To some people the Russian olive tree may be a thing of beauty. But not in Wayne County, where commissioners consider it an unwanted noxious weed.
About 500 trees were removed just a day or two after they were planted in the Bicknell Bottoms by the Division of Wildlife Resources on state-owned land. State officials promptly complied with a request to remove them."We don't want to make a big issue about it and the division people were good about it," said Commissioner Meeks Morrell. "The one who planted them apparently didn't realize they are on Wayne County's noxious weed list."

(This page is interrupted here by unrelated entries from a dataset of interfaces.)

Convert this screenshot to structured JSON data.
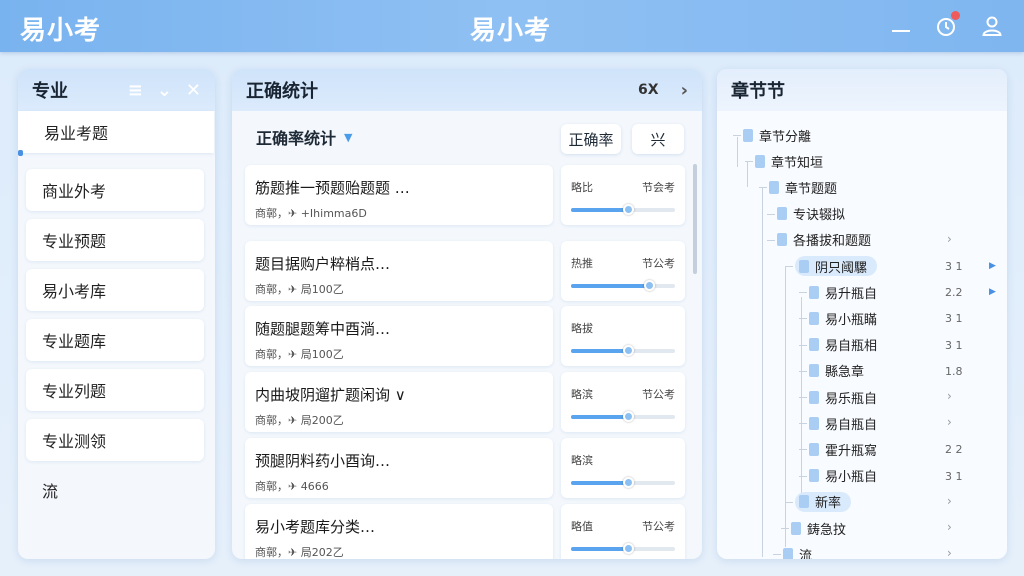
{
  "app": {
    "logo_left": "易小考",
    "logo_center": "易小考"
  },
  "topbar": {
    "icons": [
      "minus-icon",
      "notification-icon",
      "user-icon"
    ]
  },
  "left_panel": {
    "title": "专业",
    "icons": [
      "menu-icon",
      "chevron-down-icon",
      "close-icon"
    ],
    "items": [
      {
        "label": "易业考题",
        "active": true
      },
      {
        "label": "商业外考"
      },
      {
        "label": "专业预题"
      },
      {
        "label": "易小考库"
      },
      {
        "label": "专业题库"
      },
      {
        "label": "专业列题"
      },
      {
        "label": "专业测领"
      },
      {
        "label": "流"
      }
    ]
  },
  "mid_panel": {
    "title": "正确统计",
    "header_right_text": "6X",
    "sub_title": "正确率统计",
    "pill_1": "正确率",
    "pill_2": "兴",
    "questions": [
      {
        "title": "筋题推一预题贻题题 …",
        "meta": "商鄣，✈ +Ihimma6D",
        "side_left": "略比",
        "side_right": "节会考",
        "progress": 0.55
      },
      {
        "title": "题目据购户粹梢点…",
        "meta": "商鄣，✈ 局100乙",
        "side_left": "热推",
        "side_right": "节公考",
        "progress": 0.75
      },
      {
        "title": "随题腿题筹中酉淌…",
        "meta": "商鄣，✈ 局100乙",
        "side_left": "略拔",
        "side_right": "",
        "progress": 0.55
      },
      {
        "title": "内曲坡阴遛扩题闲询 ∨",
        "meta": "商鄣，✈ 局200乙",
        "side_left": "略滨",
        "side_right": "节公考",
        "progress": 0.55
      },
      {
        "title": "预腿阴料药小酉询…",
        "meta": "商鄣，✈ 4666",
        "side_left": "略滨",
        "side_right": "",
        "progress": 0.55
      },
      {
        "title": "易小考题库分类…",
        "meta": "商鄣，✈ 局202乙",
        "side_left": "略值",
        "side_right": "节公考",
        "progress": 0.55
      }
    ]
  },
  "right_panel": {
    "title": "章节节",
    "tree": [
      {
        "label": "章节分離",
        "level": 0
      },
      {
        "label": "章节知垣",
        "level": 1
      },
      {
        "label": "章节题题",
        "level": 2
      },
      {
        "label": "专诀辍拟",
        "level": 3
      },
      {
        "label": "各播拔和题题",
        "level": 3
      },
      {
        "label": "阴只阈騾",
        "level": 4,
        "highlight": true,
        "num": "3 1"
      },
      {
        "label": "易升瓶自",
        "level": 5,
        "num": "2.2"
      },
      {
        "label": "易小瓶瞞",
        "level": 5,
        "num": "3 1"
      },
      {
        "label": "易自瓶相",
        "level": 5,
        "num": "3 1"
      },
      {
        "label": "縣急章",
        "level": 5,
        "num": "1.8"
      },
      {
        "label": "易乐瓶自",
        "level": 5,
        "num": ""
      },
      {
        "label": "易自瓶自",
        "level": 5,
        "num": ""
      },
      {
        "label": "霍升瓶寫",
        "level": 5,
        "num": "2 2"
      },
      {
        "label": "易小瓶自",
        "level": 5,
        "num": "3 1"
      },
      {
        "label": "新率",
        "level": 4,
        "highlight": true,
        "num": ""
      },
      {
        "label": "鋳急抆",
        "level": 3,
        "num": ""
      },
      {
        "label": "流",
        "level": 3,
        "num": ""
      }
    ]
  }
}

Wayne is only one of three counties in the state that lists the Russian olive as a noxious weed. State officials planted them to provide cover for birds and wildlife.
The birds are part of the problem, as far as Wayne County commissioners are concerned. The tree's fruit is good feed for birds but it contains a pit that, when eaten by the birds, is spread to other areas when they are in flight or land elsewhere, Morrell said.

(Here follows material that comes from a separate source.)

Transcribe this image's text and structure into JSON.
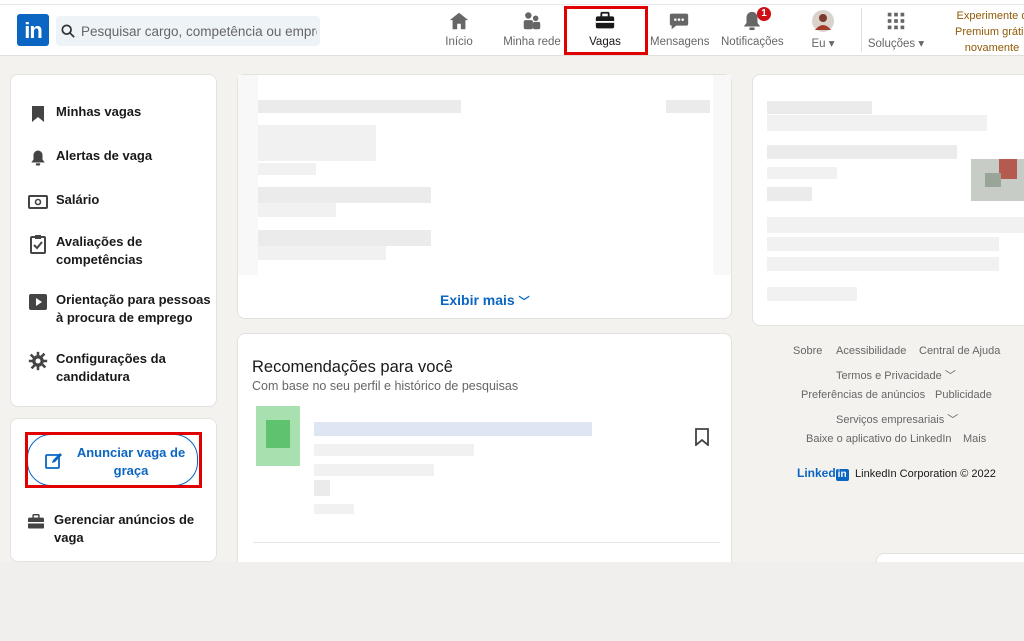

"It is not a friendly tree and we don't want it." The commissioner said the tree has thorns about 2 inches long and "it takes over everything." It is basically a wetland tree.
"We don't want the Bicknell Bottoms to look like it does between Richfield and Glenwood (in Sevier county)," the commissioner said. "We just don't want Russian olive trees in the county."
Years ago the Russian Olive was widely scattered in Sevier County. Now, in the area referred to by Morrell, it has virtually taken over substantial acreage. It has spread along the Sevier River, throughout pastures and even into borrow pits along the state highway east of Richfield.
The commissioner said Wildlife Resources has also planted four-wing box bush in Wayne County, to which the county has no objection.